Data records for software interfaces
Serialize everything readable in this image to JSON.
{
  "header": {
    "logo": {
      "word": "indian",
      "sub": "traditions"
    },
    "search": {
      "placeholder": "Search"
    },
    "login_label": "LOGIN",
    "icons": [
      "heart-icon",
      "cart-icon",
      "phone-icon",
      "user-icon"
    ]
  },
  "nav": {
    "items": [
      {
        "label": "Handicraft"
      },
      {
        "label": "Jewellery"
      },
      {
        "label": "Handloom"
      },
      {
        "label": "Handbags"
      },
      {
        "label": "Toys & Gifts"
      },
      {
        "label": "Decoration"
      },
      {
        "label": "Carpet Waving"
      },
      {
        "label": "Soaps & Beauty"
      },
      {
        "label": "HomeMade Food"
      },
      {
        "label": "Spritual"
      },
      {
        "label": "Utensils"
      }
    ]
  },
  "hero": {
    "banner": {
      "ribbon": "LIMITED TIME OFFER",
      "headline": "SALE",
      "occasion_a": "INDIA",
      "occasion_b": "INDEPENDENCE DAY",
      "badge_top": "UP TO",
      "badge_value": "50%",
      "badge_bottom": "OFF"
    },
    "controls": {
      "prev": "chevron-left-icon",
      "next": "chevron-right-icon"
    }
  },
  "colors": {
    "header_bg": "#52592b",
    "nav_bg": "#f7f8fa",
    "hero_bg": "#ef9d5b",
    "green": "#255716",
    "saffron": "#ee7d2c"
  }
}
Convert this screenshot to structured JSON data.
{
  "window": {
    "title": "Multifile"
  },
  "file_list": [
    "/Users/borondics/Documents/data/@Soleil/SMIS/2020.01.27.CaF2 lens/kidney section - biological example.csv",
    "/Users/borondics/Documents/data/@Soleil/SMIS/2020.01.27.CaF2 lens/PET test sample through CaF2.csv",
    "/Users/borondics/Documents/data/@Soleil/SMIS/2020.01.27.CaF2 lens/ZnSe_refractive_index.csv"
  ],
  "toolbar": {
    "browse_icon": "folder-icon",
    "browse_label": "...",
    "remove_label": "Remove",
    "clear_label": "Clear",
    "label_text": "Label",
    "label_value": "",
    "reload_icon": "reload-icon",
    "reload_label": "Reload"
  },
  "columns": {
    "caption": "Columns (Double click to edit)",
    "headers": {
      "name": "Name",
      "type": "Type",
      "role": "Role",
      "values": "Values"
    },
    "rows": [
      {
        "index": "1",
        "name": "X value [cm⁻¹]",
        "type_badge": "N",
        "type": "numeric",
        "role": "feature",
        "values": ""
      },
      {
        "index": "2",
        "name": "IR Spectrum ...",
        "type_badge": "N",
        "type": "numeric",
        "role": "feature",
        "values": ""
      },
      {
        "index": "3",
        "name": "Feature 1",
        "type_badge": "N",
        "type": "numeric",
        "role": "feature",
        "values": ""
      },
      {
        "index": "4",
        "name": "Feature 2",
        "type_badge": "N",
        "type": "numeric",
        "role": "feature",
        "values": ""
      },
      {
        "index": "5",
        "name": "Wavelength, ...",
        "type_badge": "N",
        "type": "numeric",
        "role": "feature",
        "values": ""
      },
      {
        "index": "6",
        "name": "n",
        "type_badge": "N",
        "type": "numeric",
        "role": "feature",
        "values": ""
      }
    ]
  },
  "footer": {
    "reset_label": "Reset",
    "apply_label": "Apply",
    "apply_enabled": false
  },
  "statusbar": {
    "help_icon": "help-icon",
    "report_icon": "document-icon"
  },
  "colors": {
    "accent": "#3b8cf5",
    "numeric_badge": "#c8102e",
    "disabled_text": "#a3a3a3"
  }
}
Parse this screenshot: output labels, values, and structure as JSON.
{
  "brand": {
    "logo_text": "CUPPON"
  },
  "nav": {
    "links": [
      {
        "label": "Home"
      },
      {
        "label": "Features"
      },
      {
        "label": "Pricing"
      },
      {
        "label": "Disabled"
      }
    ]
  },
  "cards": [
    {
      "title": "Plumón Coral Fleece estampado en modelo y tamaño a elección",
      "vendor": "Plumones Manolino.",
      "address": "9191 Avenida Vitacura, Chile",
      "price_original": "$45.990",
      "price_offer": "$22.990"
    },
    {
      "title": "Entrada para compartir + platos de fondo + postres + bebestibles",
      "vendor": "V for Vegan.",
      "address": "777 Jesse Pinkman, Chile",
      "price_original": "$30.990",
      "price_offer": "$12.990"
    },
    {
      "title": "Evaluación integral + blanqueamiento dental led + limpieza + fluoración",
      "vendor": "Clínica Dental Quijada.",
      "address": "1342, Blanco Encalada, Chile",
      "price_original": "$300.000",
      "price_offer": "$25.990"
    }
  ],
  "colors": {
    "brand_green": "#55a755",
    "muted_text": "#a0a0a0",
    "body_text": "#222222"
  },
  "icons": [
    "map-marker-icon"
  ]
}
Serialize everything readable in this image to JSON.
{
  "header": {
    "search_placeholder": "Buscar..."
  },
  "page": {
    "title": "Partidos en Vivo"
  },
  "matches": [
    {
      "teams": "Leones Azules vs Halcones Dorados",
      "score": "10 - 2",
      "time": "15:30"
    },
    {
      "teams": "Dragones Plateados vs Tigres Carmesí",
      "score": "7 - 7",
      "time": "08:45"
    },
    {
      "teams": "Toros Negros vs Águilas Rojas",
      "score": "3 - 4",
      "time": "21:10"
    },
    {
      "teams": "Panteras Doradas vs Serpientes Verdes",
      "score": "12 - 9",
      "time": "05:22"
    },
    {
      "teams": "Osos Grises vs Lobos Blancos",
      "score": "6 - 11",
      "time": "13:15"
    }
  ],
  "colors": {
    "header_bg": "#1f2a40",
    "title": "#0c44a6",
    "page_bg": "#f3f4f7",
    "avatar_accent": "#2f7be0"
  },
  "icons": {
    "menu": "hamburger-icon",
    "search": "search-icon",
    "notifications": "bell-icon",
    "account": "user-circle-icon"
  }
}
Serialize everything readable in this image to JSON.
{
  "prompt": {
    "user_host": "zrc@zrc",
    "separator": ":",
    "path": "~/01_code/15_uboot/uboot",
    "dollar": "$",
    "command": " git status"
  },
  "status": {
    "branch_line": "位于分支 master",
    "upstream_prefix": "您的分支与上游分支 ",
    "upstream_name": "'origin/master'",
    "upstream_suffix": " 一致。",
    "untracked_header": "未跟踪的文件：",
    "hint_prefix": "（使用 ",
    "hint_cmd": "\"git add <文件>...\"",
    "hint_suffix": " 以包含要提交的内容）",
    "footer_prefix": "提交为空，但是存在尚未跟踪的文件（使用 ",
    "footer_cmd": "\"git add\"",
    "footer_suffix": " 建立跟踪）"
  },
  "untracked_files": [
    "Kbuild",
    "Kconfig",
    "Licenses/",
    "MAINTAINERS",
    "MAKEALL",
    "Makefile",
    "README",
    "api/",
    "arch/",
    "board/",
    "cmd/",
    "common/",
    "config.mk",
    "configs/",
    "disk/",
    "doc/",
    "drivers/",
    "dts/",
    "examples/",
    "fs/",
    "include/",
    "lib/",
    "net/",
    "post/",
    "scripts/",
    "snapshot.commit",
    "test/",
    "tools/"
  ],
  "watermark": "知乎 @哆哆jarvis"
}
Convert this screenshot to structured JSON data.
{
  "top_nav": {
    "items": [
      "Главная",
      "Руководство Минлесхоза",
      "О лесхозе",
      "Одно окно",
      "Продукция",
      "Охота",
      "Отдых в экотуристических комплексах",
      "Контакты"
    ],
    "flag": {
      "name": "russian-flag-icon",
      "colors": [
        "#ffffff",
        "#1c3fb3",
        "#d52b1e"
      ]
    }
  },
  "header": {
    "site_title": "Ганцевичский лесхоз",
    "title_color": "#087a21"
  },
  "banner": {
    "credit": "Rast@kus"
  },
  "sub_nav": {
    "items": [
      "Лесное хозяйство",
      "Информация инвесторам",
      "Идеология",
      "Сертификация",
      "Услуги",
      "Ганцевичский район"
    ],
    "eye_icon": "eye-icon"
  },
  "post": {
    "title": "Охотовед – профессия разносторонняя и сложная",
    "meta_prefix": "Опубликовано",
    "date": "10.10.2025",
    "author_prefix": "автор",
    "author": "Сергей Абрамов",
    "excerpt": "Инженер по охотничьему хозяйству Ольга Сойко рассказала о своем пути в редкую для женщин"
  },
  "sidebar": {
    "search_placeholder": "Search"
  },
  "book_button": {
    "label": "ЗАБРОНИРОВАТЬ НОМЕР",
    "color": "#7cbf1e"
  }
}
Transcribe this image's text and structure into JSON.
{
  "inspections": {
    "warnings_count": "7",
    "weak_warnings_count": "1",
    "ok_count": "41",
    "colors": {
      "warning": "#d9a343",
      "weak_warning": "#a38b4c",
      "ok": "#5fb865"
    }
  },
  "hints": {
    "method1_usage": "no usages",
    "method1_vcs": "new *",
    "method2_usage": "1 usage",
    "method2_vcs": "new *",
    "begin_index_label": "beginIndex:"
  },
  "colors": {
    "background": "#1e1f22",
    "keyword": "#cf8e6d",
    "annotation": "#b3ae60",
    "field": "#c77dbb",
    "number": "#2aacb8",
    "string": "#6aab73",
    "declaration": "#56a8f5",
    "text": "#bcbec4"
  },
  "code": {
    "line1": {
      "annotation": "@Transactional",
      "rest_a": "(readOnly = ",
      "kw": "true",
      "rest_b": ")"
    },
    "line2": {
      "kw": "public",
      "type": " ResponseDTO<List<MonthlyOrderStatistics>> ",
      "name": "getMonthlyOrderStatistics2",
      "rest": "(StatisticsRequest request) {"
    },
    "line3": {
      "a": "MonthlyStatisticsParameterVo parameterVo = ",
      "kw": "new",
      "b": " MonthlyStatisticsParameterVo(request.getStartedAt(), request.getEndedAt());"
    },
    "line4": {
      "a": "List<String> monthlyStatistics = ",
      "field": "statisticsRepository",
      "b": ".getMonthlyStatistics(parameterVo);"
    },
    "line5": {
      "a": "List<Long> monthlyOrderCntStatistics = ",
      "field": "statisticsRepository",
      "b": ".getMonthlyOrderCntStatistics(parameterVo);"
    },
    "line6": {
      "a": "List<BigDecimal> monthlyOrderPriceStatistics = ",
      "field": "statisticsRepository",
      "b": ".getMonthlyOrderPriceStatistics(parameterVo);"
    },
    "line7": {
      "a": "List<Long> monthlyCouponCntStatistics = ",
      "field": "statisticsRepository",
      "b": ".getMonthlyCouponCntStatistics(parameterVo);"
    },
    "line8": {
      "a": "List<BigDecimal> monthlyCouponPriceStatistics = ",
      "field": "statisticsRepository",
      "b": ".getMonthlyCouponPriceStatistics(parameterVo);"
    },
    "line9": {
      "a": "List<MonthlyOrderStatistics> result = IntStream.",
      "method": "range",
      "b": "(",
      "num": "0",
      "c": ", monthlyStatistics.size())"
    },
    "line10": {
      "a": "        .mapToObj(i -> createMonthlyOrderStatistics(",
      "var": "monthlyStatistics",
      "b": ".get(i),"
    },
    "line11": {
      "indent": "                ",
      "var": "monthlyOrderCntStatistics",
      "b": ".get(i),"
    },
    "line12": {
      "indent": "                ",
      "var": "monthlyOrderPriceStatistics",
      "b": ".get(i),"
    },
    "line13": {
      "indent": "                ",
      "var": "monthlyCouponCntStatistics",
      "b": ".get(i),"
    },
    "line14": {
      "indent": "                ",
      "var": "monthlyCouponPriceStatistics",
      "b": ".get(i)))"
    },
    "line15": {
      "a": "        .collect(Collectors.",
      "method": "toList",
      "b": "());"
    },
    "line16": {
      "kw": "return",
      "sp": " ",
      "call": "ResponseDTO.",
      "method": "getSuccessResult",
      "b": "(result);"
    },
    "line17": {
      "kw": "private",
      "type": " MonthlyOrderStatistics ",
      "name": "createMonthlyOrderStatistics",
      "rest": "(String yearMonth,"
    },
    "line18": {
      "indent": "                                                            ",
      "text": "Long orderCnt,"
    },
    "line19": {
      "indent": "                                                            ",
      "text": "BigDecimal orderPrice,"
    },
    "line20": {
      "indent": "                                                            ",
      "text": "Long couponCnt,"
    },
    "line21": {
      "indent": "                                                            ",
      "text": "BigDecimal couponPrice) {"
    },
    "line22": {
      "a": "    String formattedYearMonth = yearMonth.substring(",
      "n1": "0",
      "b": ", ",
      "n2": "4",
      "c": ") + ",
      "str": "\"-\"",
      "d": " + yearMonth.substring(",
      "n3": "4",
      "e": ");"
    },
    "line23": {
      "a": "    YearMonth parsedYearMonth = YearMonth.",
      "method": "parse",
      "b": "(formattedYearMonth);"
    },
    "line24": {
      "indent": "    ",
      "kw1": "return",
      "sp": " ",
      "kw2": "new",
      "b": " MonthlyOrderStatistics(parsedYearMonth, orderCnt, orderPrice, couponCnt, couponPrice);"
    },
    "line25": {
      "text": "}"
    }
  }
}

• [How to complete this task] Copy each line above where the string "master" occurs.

• [Response below]
    "branch_line": "位于分支 master",
    "upstream_name": "'origin/master'",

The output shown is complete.